That was the question asked in a study that included researchers from the Philadelphia VAMC.
The answer: Puncturing acupuncture needles did not perform any better than nonpuncturing needles integrated with EPT.
“Whether EPT, acupuncture, or other factors accounted for any improvement noted in both groups could not be determined in this study,” the authors wrote in an article published in the Journal of Clinical Rheumatology.

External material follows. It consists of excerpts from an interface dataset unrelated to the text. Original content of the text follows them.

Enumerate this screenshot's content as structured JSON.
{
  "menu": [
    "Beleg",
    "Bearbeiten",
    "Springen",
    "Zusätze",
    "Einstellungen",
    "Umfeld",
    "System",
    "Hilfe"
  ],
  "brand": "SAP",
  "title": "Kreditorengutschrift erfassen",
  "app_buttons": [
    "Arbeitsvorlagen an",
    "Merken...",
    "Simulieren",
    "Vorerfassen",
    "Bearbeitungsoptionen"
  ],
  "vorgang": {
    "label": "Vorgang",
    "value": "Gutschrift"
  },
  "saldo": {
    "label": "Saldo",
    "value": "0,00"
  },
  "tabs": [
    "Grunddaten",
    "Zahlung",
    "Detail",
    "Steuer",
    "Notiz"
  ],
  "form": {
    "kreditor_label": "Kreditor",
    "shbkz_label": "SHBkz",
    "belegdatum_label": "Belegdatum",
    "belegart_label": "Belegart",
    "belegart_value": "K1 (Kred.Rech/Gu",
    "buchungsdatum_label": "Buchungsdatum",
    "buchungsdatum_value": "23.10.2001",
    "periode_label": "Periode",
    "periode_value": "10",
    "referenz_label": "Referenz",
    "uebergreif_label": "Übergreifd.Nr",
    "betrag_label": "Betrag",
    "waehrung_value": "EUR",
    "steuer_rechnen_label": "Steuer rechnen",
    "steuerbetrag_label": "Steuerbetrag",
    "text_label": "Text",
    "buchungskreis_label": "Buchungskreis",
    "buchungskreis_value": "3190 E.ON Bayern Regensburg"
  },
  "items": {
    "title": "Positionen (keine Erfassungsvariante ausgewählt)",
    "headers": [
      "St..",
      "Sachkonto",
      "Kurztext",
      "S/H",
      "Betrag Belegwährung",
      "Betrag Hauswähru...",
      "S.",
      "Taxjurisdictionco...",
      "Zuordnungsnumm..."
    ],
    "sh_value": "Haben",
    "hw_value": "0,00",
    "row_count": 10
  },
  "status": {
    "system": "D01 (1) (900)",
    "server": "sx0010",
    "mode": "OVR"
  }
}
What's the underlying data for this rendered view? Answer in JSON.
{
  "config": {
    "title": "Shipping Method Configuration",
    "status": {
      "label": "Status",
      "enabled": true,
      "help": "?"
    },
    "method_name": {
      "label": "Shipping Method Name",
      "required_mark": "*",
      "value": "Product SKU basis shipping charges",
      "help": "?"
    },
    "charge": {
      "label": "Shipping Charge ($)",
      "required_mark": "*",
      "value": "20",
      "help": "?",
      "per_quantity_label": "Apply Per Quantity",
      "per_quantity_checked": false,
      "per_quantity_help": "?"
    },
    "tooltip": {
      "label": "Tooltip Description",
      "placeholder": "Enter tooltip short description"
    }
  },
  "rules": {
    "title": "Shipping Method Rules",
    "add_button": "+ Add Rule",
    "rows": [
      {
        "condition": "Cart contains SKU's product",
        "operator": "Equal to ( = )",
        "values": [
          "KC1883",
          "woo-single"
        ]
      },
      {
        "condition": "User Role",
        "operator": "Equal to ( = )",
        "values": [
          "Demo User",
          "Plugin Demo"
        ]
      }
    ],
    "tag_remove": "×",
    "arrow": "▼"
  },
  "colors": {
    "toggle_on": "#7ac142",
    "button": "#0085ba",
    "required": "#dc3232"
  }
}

“Acupuncture is a traditional Chinese medicine treatment modality that has gained popularity in the United States, especially for painful conditions. Its use among U.S. adults increased from 2 million individuals in 2002 to 3.1 million per year in 2007,” according to background in the article, which added, “Recent high-quality clinical trials of acupuncture suggest that acupuncture may offer clinically relevant benefits when compared with standard medical care or wait-listed controls for acupuncture; however, studies that compare standard to nonstandard needling, either without puncturing the skin or in the wrong acupuncture points, have demonstrated smaller or negligible effects. A possible interpretation is that much of the acupuncture effects as compared with standard medical care are mediated through the entire process of acupuncture care (including patient-provider interaction and patient engagement) rather than the specific needling location or techniques. Expectation for relief was a predictor of reported benefit.”
Study authors noted that knee osteoarthritis is a chronic disease associated with significant morbidity and economic cost, but that “the efficacy of acupuncture in addition to traditional physical therapy has received little study.”
For the randomized, double-blind, controlled trial at three physical therapy centers in Philadelphia, the researchers studied 214 patients — 66% African-Americans — with at least six months of chronic knee pain and X-ray-confirmed Kellgren scores of 2 or 3. Acupuncture was administered in 12 sessions directly following EPT over six to 12 weeks.
Acupuncture was performed at the same nine points dictated by the traditional Chinese “Bi” syndrome approach to knee pain, using either standard needles or Streitberger non–skin-puncturing needles. Researchers were trying to determine the proportion of patients with at least a 36% improvement in Western Ontario and McMaster Universities Osteoarthritis Index score at 12 weeks.
According to the results, both treatment groups showed improvement from combined therapy with no statistically significant difference between true, 31.6% and nonpenetrating acupuncture, 30.3% or in reports of minor adverse events. No differences also were noted by race, sex or age, the authors reported.
“A multivariable logistic regression prediction model identified an association between a positive expectation of relief from acupuncture and reported improvement,” they added.
1 Chen LX, Mao JJ, Fernandes S, Galantino ML, Guo W, Lariccia P, Teal VL, Bowman MA, Schumacher HR, Farrar JT. Integrating acupuncture with exercise-based physical therapy for knee osteoarthritis: a randomized controlled trial. J Clin Rheumatol. 2013 Sep;19(6):308-16. doi: 10.1097/RHU.0b013e3182a21848. PubMed PMID.